START Records shown

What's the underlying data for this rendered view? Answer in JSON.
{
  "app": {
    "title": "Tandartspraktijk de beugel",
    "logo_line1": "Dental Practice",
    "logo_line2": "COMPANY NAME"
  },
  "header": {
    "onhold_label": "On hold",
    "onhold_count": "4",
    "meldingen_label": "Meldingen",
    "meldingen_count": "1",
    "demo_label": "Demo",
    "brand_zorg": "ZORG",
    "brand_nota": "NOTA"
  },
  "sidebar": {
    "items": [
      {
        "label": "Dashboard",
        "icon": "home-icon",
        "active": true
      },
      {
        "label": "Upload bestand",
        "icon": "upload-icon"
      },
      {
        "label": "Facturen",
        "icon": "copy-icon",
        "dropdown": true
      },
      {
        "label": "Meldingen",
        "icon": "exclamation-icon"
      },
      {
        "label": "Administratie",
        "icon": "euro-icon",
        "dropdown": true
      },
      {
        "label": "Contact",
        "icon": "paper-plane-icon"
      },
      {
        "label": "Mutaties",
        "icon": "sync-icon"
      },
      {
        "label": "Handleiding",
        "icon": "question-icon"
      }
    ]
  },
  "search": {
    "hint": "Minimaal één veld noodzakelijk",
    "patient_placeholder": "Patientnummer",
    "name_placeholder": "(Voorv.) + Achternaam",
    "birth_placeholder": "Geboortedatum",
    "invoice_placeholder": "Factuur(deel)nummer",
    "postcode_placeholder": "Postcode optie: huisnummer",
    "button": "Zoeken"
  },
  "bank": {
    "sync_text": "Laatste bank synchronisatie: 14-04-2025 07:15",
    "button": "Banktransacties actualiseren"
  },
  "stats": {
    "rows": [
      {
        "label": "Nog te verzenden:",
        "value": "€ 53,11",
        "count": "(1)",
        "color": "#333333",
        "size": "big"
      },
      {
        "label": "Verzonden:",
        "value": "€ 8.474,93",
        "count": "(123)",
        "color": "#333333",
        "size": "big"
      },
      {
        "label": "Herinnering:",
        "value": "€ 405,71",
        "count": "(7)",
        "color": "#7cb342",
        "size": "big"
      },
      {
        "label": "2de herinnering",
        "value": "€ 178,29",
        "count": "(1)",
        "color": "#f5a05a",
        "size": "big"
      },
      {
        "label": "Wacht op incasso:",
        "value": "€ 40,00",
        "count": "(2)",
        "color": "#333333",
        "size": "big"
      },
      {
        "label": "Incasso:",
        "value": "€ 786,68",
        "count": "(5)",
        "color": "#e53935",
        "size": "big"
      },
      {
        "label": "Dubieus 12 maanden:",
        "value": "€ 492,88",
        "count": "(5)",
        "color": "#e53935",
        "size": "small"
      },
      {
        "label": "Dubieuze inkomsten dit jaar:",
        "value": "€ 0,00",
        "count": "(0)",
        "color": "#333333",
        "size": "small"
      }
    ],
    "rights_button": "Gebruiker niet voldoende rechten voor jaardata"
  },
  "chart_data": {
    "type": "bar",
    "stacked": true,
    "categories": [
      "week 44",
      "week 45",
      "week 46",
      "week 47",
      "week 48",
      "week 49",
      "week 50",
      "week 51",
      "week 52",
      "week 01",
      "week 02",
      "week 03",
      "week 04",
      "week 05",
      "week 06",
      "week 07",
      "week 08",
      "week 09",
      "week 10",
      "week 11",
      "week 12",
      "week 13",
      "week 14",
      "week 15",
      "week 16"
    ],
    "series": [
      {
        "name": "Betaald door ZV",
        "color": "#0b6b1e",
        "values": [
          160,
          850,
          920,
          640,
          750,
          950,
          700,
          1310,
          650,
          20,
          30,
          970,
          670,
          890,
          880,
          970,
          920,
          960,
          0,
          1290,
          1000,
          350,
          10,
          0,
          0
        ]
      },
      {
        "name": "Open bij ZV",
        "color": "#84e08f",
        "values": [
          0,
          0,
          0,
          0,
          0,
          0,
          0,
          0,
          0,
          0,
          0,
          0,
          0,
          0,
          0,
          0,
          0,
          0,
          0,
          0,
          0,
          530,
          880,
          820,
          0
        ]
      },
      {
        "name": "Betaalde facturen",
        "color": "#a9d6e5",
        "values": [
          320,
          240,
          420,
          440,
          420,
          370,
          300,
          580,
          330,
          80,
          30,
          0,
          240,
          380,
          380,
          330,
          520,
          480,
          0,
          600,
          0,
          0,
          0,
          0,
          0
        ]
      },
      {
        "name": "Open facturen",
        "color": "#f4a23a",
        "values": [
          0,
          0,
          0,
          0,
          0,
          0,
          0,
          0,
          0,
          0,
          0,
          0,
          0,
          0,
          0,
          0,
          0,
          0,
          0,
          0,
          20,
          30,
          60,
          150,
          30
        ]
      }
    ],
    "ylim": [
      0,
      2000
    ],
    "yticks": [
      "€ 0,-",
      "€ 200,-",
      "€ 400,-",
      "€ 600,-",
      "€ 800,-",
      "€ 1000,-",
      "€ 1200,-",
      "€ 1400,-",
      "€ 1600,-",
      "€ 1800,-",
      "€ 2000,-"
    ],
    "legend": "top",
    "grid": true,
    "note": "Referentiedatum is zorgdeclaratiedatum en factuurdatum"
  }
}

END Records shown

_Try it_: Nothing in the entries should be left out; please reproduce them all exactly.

_Written answer_:
What's the underlying data for this rendered view? Answer in JSON.
{
  "app": {
    "title": "Tandartspraktijk de beugel",
    "logo_line1": "Dental Practice",
    "logo_line2": "COMPANY NAME"
  },
  "header": {
    "onhold_label": "On hold",
    "onhold_count": "4",
    "meldingen_label": "Meldingen",
    "meldingen_count": "1",
    "demo_label": "Demo",
    "brand_zorg": "ZORG",
    "brand_nota": "NOTA"
  },
  "sidebar": {
    "items": [
      {
        "label": "Dashboard",
        "icon": "home-icon",
        "active": true
      },
      {
        "label": "Upload bestand",
        "icon": "upload-icon"
      },
      {
        "label": "Facturen",
        "icon": "copy-icon",
        "dropdown": true
      },
      {
        "label": "Meldingen",
        "icon": "exclamation-icon"
      },
      {
        "label": "Administratie",
        "icon": "euro-icon",
        "dropdown": true
      },
      {
        "label": "Contact",
        "icon": "paper-plane-icon"
      },
      {
        "label": "Mutaties",
        "icon": "sync-icon"
      },
      {
        "label": "Handleiding",
        "icon": "question-icon"
      }
    ]
  },
  "search": {
    "hint": "Minimaal één veld noodzakelijk",
    "patient_placeholder": "Patientnummer",
    "name_placeholder": "(Voorv.) + Achternaam",
    "birth_placeholder": "Geboortedatum",
    "invoice_placeholder": "Factuur(deel)nummer",
    "postcode_placeholder": "Postcode optie: huisnummer",
    "button": "Zoeken"
  },
  "bank": {
    "sync_text": "Laatste bank synchronisatie: 14-04-2025 07:15",
    "button": "Banktransacties actualiseren"
  },
  "stats": {
    "rows": [
      {
        "label": "Nog te verzenden:",
        "value": "€ 53,11",
        "count": "(1)",
        "color": "#333333",
        "size": "big"
      },
      {
        "label": "Verzonden:",
        "value": "€ 8.474,93",
        "count": "(123)",
        "color": "#333333",
        "size": "big"
      },
      {
        "label": "Herinnering:",
        "value": "€ 405,71",
        "count": "(7)",
        "color": "#7cb342",
        "size": "big"
      },
      {
        "label": "2de herinnering",
        "value": "€ 178,29",
        "count": "(1)",
        "color": "#f5a05a",
        "size": "big"
      },
      {
        "label": "Wacht op incasso:",
        "value": "€ 40,00",
        "count": "(2)",
        "color": "#333333",
        "size": "big"
      },
      {
        "label": "Incasso:",
        "value": "€ 786,68",
        "count": "(5)",
        "color": "#e53935",
        "size": "big"
      },
      {
        "label": "Dubieus 12 maanden:",
        "value": "€ 492,88",
        "count": "(5)",
        "color": "#e53935",
        "size": "small"
      },
      {
        "label": "Dubieuze inkomsten dit jaar:",
        "value": "€ 0,00",
        "count": "(0)",
        "color": "#333333",
        "size": "small"
      }
    ],
    "rights_button": "Gebruiker niet voldoende rechten voor jaardata"
  },
  "chart_data": {
    "type": "bar",
    "stacked": true,
    "categories": [
      "week 44",
      "week 45",
      "week 46",
      "week 47",
      "week 48",
      "week 49",
      "week 50",
      "week 51",
      "week 52",
      "week 01",
      "week 02",
      "week 03",
      "week 04",
      "week 05",
      "week 06",
      "week 07",
      "week 08",
      "week 09",
      "week 10",
      "week 11",
      "week 12",
      "week 13",
      "week 14",
      "week 15",
      "week 16"
    ],
    "series": [
      {
        "name": "Betaald door ZV",
        "color": "#0b6b1e",
        "values": [
          160,
          850,
          920,
          640,
          750,
          950,
          700,
          1310,
          650,
          20,
          30,
          970,
          670,
          890,
          880,
          970,
          920,
          960,
          0,
          1290,
          1000,
          350,
          10,
          0,
          0
        ]
      },
      {
        "name": "Open bij ZV",
        "color": "#84e08f",
        "values": [
          0,
          0,
          0,
          0,
          0,
          0,
          0,
          0,
          0,
          0,
          0,
          0,
          0,
          0,
          0,
          0,
          0,
          0,
          0,
          0,
          0,
          530,
          880,
          820,
          0
        ]
      },
      {
        "name": "Betaalde facturen",
        "color": "#a9d6e5",
        "values": [
          320,
          240,
          420,
          440,
          420,
          370,
          300,
          580,
          330,
          80,
          30,
          0,
          240,
          380,
          380,
          330,
          520,
          480,
          0,
          600,
          0,
          0,
          0,
          0,
          0
        ]
      },
      {
        "name": "Open facturen",
        "color": "#f4a23a",
        "values": [
          0,
          0,
          0,
          0,
          0,
          0,
          0,
          0,
          0,
          0,
          0,
          0,
          0,
          0,
          0,
          0,
          0,
          0,
          0,
          0,
          20,
          30,
          60,
          150,
          30
        ]
      }
    ],
    "ylim": [
      0,
      2000
    ],
    "yticks": [
      "€ 0,-",
      "€ 200,-",
      "€ 400,-",
      "€ 600,-",
      "€ 800,-",
      "€ 1000,-",
      "€ 1200,-",
      "€ 1400,-",
      "€ 1600,-",
      "€ 1800,-",
      "€ 2000,-"
    ],
    "legend": "top",
    "grid": true,
    "note": "Referentiedatum is zorgdeclaratiedatum en factuurdatum"
  }
}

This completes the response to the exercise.